Write out each record below, word for word.

━━━━━━━━━━━━━━━━━━━━━━━━━━━━━━

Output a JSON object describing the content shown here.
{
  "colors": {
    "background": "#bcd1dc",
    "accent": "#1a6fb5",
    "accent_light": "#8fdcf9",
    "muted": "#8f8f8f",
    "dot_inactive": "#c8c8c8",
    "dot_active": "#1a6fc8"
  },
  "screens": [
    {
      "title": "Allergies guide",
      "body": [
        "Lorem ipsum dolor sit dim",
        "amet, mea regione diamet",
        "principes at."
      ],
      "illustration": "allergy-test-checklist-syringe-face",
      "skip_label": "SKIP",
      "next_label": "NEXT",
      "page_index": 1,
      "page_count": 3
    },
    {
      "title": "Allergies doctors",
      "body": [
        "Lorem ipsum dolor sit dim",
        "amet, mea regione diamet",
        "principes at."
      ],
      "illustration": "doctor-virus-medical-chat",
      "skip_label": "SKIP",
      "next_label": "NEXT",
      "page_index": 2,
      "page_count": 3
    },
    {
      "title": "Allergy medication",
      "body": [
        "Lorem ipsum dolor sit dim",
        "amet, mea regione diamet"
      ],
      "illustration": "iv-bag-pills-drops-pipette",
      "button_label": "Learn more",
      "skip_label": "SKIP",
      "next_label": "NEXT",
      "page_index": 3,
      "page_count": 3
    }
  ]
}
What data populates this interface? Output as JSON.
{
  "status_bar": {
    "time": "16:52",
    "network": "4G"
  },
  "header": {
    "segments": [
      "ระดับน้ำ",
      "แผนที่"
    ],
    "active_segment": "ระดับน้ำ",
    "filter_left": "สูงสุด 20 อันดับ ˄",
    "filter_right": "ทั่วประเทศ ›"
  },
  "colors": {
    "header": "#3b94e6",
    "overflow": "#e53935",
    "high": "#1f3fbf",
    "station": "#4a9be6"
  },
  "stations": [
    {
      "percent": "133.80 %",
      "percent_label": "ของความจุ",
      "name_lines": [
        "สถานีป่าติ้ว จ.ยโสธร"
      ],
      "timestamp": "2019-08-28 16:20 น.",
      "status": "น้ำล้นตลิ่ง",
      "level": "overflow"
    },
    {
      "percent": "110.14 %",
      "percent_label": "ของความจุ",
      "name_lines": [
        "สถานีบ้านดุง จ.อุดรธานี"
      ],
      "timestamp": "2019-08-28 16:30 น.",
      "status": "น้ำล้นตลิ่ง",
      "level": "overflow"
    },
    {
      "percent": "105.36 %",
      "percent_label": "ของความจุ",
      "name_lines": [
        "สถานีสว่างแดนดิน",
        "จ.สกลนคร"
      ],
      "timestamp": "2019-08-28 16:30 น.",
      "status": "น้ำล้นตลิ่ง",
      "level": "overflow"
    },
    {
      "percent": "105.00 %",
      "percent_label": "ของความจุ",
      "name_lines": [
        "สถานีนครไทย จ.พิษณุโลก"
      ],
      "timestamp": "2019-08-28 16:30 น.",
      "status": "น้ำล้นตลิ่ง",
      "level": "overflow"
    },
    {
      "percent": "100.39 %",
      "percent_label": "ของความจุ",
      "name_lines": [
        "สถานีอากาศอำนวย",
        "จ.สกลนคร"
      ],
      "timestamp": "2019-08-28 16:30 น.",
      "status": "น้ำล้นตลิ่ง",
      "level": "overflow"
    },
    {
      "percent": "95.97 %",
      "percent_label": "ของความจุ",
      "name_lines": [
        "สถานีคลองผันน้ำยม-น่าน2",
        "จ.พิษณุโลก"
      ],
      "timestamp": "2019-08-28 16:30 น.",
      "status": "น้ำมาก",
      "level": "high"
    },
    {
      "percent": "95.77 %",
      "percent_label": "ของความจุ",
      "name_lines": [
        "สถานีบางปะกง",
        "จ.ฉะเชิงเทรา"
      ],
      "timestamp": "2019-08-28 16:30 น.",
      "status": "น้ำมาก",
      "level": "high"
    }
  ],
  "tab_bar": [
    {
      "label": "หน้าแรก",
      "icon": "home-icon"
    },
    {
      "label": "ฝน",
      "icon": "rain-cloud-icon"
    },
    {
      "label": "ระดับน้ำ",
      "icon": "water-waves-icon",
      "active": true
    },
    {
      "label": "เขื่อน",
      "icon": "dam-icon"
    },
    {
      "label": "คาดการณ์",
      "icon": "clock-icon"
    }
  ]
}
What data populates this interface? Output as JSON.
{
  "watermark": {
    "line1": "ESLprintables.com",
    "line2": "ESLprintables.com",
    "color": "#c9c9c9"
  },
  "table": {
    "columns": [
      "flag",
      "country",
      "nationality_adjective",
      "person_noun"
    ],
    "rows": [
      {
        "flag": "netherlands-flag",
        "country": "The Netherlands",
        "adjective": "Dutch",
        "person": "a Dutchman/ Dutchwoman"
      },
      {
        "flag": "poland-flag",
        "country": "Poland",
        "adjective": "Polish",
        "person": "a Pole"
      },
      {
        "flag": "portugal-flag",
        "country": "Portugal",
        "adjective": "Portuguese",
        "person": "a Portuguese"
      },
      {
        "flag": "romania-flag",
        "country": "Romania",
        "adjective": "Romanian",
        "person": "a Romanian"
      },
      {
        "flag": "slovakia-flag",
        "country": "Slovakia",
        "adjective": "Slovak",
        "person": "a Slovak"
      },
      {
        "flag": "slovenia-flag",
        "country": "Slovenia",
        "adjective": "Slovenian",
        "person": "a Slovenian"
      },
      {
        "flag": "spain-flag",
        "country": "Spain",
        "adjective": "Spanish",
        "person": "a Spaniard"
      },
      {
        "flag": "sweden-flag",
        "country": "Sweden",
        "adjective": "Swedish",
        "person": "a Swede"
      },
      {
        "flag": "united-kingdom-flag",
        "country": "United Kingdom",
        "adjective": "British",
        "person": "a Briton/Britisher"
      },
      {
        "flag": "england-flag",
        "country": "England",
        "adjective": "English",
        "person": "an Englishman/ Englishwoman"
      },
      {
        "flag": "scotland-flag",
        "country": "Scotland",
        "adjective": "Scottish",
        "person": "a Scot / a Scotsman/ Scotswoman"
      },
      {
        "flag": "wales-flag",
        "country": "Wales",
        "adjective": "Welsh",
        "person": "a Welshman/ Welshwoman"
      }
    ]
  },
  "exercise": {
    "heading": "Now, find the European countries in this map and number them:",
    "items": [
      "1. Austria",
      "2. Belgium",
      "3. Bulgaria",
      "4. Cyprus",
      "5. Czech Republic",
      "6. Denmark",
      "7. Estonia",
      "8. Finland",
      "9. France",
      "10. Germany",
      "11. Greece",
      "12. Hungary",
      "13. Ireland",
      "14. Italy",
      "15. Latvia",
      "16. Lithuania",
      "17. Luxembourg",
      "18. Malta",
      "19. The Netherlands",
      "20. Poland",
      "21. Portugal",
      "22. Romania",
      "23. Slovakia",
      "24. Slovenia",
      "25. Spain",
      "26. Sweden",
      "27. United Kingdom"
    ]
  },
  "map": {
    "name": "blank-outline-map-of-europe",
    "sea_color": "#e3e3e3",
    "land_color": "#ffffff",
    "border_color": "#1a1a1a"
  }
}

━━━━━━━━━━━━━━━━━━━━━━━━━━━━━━

◆ RESPONSE:
Output a JSON object describing the content shown here.
{
  "colors": {
    "background": "#bcd1dc",
    "accent": "#1a6fb5",
    "accent_light": "#8fdcf9",
    "muted": "#8f8f8f",
    "dot_inactive": "#c8c8c8",
    "dot_active": "#1a6fc8"
  },
  "screens": [
    {
      "title": "Allergies guide",
      "body": [
        "Lorem ipsum dolor sit dim",
        "amet, mea regione diamet",
        "principes at."
      ],
      "illustration": "allergy-test-checklist-syringe-face",
      "skip_label": "SKIP",
      "next_label": "NEXT",
      "page_index": 1,
      "page_count": 3
    },
    {
      "title": "Allergies doctors",
      "body": [
        "Lorem ipsum dolor sit dim",
        "amet, mea regione diamet",
        "principes at."
      ],
      "illustration": "doctor-virus-medical-chat",
      "skip_label": "SKIP",
      "next_label": "NEXT",
      "page_index": 2,
      "page_count": 3
    },
    {
      "title": "Allergy medication",
      "body": [
        "Lorem ipsum dolor sit dim",
        "amet, mea regione diamet"
      ],
      "illustration": "iv-bag-pills-drops-pipette",
      "button_label": "Learn more",
      "skip_label": "SKIP",
      "next_label": "NEXT",
      "page_index": 3,
      "page_count": 3
    }
  ]
}
What data populates this interface? Output as JSON.
{
  "status_bar": {
    "time": "16:52",
    "network": "4G"
  },
  "header": {
    "segments": [
      "ระดับน้ำ",
      "แผนที่"
    ],
    "active_segment": "ระดับน้ำ",
    "filter_left": "สูงสุด 20 อันดับ ˄",
    "filter_right": "ทั่วประเทศ ›"
  },
  "colors": {
    "header": "#3b94e6",
    "overflow": "#e53935",
    "high": "#1f3fbf",
    "station": "#4a9be6"
  },
  "stations": [
    {
      "percent": "133.80 %",
      "percent_label": "ของความจุ",
      "name_lines": [
        "สถานีป่าติ้ว จ.ยโสธร"
      ],
      "timestamp": "2019-08-28 16:20 น.",
      "status": "น้ำล้นตลิ่ง",
      "level": "overflow"
    },
    {
      "percent": "110.14 %",
      "percent_label": "ของความจุ",
      "name_lines": [
        "สถานีบ้านดุง จ.อุดรธานี"
      ],
      "timestamp": "2019-08-28 16:30 น.",
      "status": "น้ำล้นตลิ่ง",
      "level": "overflow"
    },
    {
      "percent": "105.36 %",
      "percent_label": "ของความจุ",
      "name_lines": [
        "สถานีสว่างแดนดิน",
        "จ.สกลนคร"
      ],
      "timestamp": "2019-08-28 16:30 น.",
      "status": "น้ำล้นตลิ่ง",
      "level": "overflow"
    },
    {
      "percent": "105.00 %",
      "percent_label": "ของความจุ",
      "name_lines": [
        "สถานีนครไทย จ.พิษณุโลก"
      ],
      "timestamp": "2019-08-28 16:30 น.",
      "status": "น้ำล้นตลิ่ง",
      "level": "overflow"
    },
    {
      "percent": "100.39 %",
      "percent_label": "ของความจุ",
      "name_lines": [
        "สถานีอากาศอำนวย",
        "จ.สกลนคร"
      ],
      "timestamp": "2019-08-28 16:30 น.",
      "status": "น้ำล้นตลิ่ง",
      "level": "overflow"
    },
    {
      "percent": "95.97 %",
      "percent_label": "ของความจุ",
      "name_lines": [
        "สถานีคลองผันน้ำยม-น่าน2",
        "จ.พิษณุโลก"
      ],
      "timestamp": "2019-08-28 16:30 น.",
      "status": "น้ำมาก",
      "level": "high"
    },
    {
      "percent": "95.77 %",
      "percent_label": "ของความจุ",
      "name_lines": [
        "สถานีบางปะกง",
        "จ.ฉะเชิงเทรา"
      ],
      "timestamp": "2019-08-28 16:30 น.",
      "status": "น้ำมาก",
      "level": "high"
    }
  ],
  "tab_bar": [
    {
      "label": "หน้าแรก",
      "icon": "home-icon"
    },
    {
      "label": "ฝน",
      "icon": "rain-cloud-icon"
    },
    {
      "label": "ระดับน้ำ",
      "icon": "water-waves-icon",
      "active": true
    },
    {
      "label": "เขื่อน",
      "icon": "dam-icon"
    },
    {
      "label": "คาดการณ์",
      "icon": "clock-icon"
    }
  ]
}
What data populates this interface? Output as JSON.
{
  "watermark": {
    "line1": "ESLprintables.com",
    "line2": "ESLprintables.com",
    "color": "#c9c9c9"
  },
  "table": {
    "columns": [
      "flag",
      "country",
      "nationality_adjective",
      "person_noun"
    ],
    "rows": [
      {
        "flag": "netherlands-flag",
        "country": "The Netherlands",
        "adjective": "Dutch",
        "person": "a Dutchman/ Dutchwoman"
      },
      {
        "flag": "poland-flag",
        "country": "Poland",
        "adjective": "Polish",
        "person": "a Pole"
      },
      {
        "flag": "portugal-flag",
        "country": "Portugal",
        "adjective": "Portuguese",
        "person": "a Portuguese"
      },
      {
        "flag": "romania-flag",
        "country": "Romania",
        "adjective": "Romanian",
        "person": "a Romanian"
      },
      {
        "flag": "slovakia-flag",
        "country": "Slovakia",
        "adjective": "Slovak",
        "person": "a Slovak"
      },
      {
        "flag": "slovenia-flag",
        "country": "Slovenia",
        "adjective": "Slovenian",
        "person": "a Slovenian"
      },
      {
        "flag": "spain-flag",
        "country": "Spain",
        "adjective": "Spanish",
        "person": "a Spaniard"
      },
      {
        "flag": "sweden-flag",
        "country": "Sweden",
        "adjective": "Swedish",
        "person": "a Swede"
      },
      {
        "flag": "united-kingdom-flag",
        "country": "United Kingdom",
        "adjective": "British",
        "person": "a Briton/Britisher"
      },
      {
        "flag": "england-flag",
        "country": "England",
        "adjective": "English",
        "person": "an Englishman/ Englishwoman"
      },
      {
        "flag": "scotland-flag",
        "country": "Scotland",
        "adjective": "Scottish",
        "person": "a Scot / a Scotsman/ Scotswoman"
      },
      {
        "flag": "wales-flag",
        "country": "Wales",
        "adjective": "Welsh",
        "person": "a Welshman/ Welshwoman"
      }
    ]
  },
  "exercise": {
    "heading": "Now, find the European countries in this map and number them:",
    "items": [
      "1. Austria",
      "2. Belgium",
      "3. Bulgaria",
      "4. Cyprus",
      "5. Czech Republic",
      "6. Denmark",
      "7. Estonia",
      "8. Finland",
      "9. France",
      "10. Germany",
      "11. Greece",
      "12. Hungary",
      "13. Ireland",
      "14. Italy",
      "15. Latvia",
      "16. Lithuania",
      "17. Luxembourg",
      "18. Malta",
      "19. The Netherlands",
      "20. Poland",
      "21. Portugal",
      "22. Romania",
      "23. Slovakia",
      "24. Slovenia",
      "25. Spain",
      "26. Sweden",
      "27. United Kingdom"
    ]
  },
  "map": {
    "name": "blank-outline-map-of-europe",
    "sea_color": "#e3e3e3",
    "land_color": "#ffffff",
    "border_color": "#1a1a1a"
  }
}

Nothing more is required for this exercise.